Check the entries below and say how many lines include the word "Ekose". No other text is wanted.

━━━━━━━━━━━━━━━━━━━━━━━━━━━━━━

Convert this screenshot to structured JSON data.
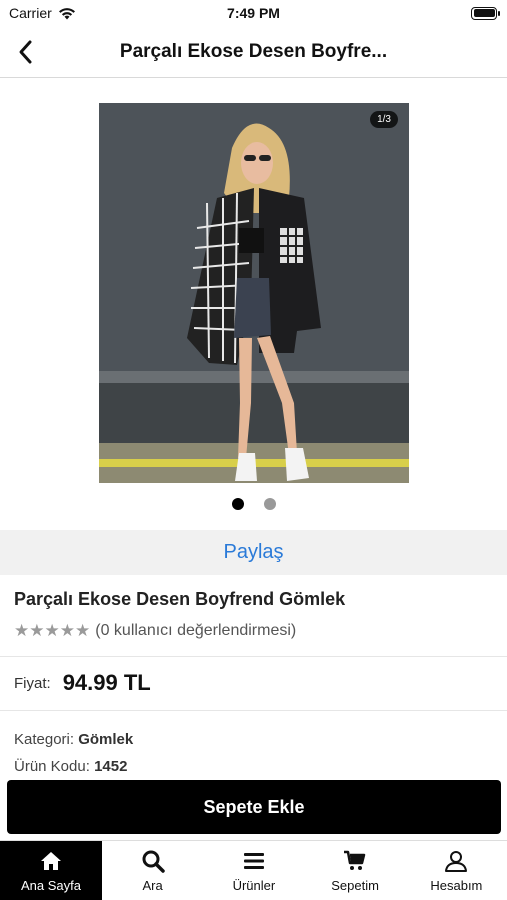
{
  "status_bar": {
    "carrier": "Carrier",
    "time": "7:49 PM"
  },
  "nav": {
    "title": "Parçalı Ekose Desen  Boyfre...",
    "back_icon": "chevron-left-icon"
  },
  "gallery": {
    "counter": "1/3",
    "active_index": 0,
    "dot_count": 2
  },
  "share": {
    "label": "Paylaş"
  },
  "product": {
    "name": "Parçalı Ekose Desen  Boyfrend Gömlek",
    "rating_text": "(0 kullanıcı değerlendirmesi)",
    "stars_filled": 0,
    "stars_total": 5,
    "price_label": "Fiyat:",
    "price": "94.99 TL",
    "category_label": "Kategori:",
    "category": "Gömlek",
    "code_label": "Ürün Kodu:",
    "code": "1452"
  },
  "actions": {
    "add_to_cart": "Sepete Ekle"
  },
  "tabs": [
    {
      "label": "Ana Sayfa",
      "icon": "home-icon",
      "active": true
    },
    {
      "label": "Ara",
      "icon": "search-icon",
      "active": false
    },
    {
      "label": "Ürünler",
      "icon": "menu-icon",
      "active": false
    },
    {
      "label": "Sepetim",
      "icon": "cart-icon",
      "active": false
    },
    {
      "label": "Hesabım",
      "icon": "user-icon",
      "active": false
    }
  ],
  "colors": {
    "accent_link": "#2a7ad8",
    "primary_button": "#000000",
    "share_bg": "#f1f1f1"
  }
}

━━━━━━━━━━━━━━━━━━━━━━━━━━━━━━

#### Written answer
2